The cage can be rotated during an exposure without seriously upsetting telescope guiding or tracking, but as a precaution the shutter should be closed during rotation. The height of the chair above the cage floor can be adjusted by a short lever on the left of the squab. The angle of the squab itself is adjustable by a wheel on its right; however be careful to avoid rapid movements in the cage as these can be detected on the autoguider readout and may affect image quality.
A handset with a 4 - position selector switch and 4 buttons is attached to the cage wall, though it can be hand-held if required. The selector switch can be set to SET, GUIDE, OFFSET, FOCUS.
Appropriate rates for SET, and GUIDE and angles for OFFSET are loaded into the telescope control computer from the control console by the night assistant, and by pressing the buttons the observer can move the telescope in the selected mode. The relative orientation of the N, S, E and W buttons is appropriate for a direct view of the sky. When viewing the field in the focal plane or through the prime focus guide eyepiece, there is an odd number of reflections, so the view is reversed. If manual guiding is required, it may be helpful to hold the handset with its face away from you so the sense of the buttons is consistent with the movement they actuate.
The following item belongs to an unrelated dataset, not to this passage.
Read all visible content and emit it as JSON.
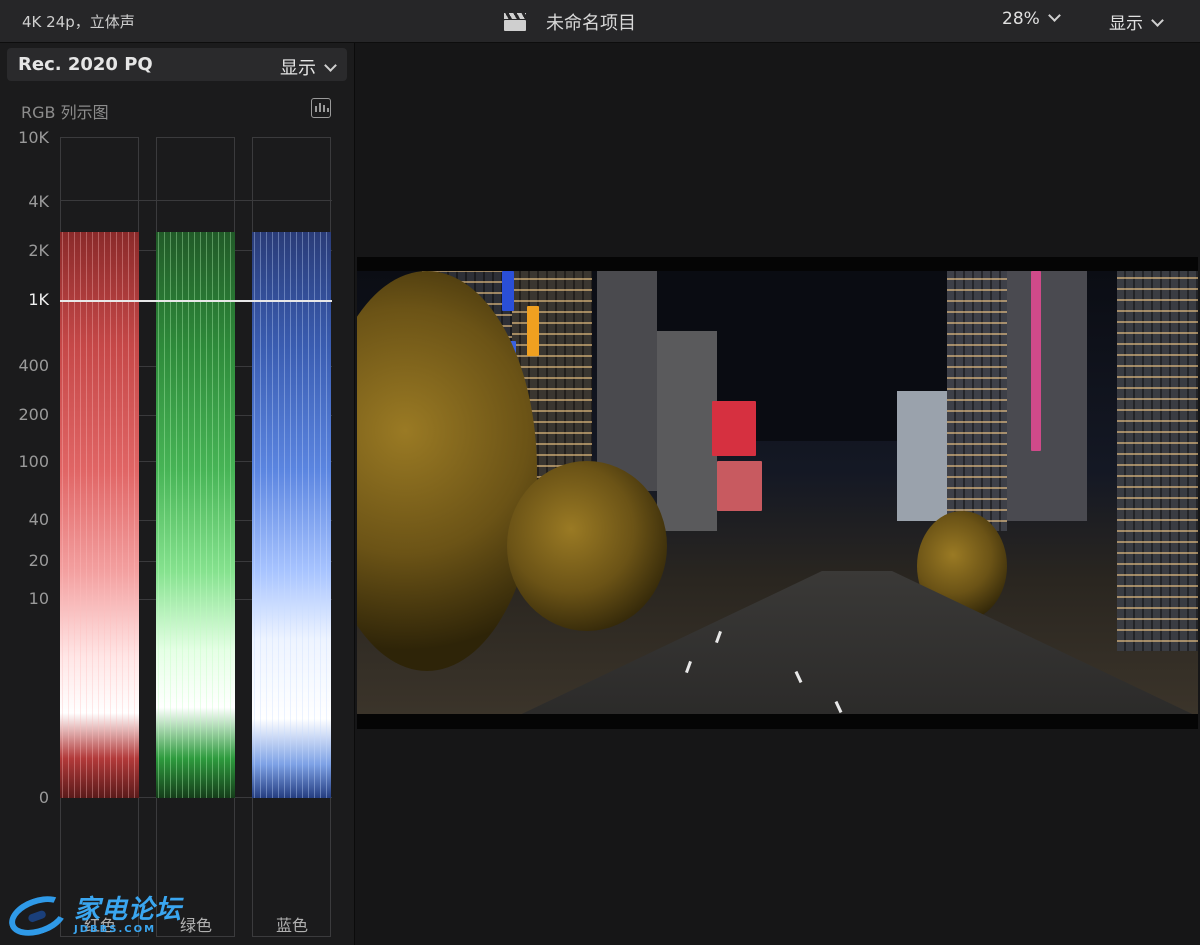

In the FOCUS position TWO buttons must be pushed simultaneously to move telescope focus in or out, fast or slow. To focus, the observer must request that the night assistant sets the console buttons to FOCUS MANUAL.
This two-way system is normally left open so that the observer can speak to the console without touching the microphone. At the console, the night assistant can only reply by pressing a button on his microphone which overides the observer's conversation. Three-way conversations with people at coudé or in the Cassegrain cage are possible but confusing.
Can be used to dial anywhere on the mountain top and to STD numbers within Australia, not beyond. A list of emergency numbers is provided.
A pre-panic button which stops fast large-scale motion of the telescope.
A panic button causing immediate and sudden shutdown of the telescope. Recovery from this shutdown can be lengthy and this control is to be used ONLY if life or limb is in danger.
Applies power to the autoguider electronics but does not turn on the EHT to the phototube unless the AUTO/MANUAL switch on the camera is selected to AUTO. This switch is usually left on all night when the autoguider is in use.
Operates a dim light within the cage, which may be used with the autoguider active but not during an exposure. The brightness of the light can be controlled by rotatable polarising filters in the lamphouse.
Takes four filters mounted in 10 x 10 inch ( i.e. standard) holders.
Designed to carry four (or with difficulty six) 10 x 10 inch plate-holders, including the knife-edge plate. There are also numerous smaller pockets for flash lights, eye-pieces, gloves etc.
Connected to Console ``hi-fi''system which consits of a cassette and CD player and radio. Bring your own tapes or discs; as with choice of object, so with music selection; the observer selects, but it is the night assistant who presses the buttons.
Nitrogen is piped into the cage (and thence to the space between plate and filter). An adjustable flowmeter in the line should be opened and the flow checked. The normal flow rate is 2 litres/min. The flexible tubing carrying the nitrogen and flowmeter is loose in the cage and can become snagged on projections as the cage is rotated.
When the PF top end has been fitted to the telescope the following must be checked either by staff members or by the observer. The items to be checked by the observer are marked with an asterisk. Some of the items in this list are described in detail in subsequent sections.
It is also prudent to know where the following are stored:
NOTE: Smoking and drinking are not permitted in the prime focus cage.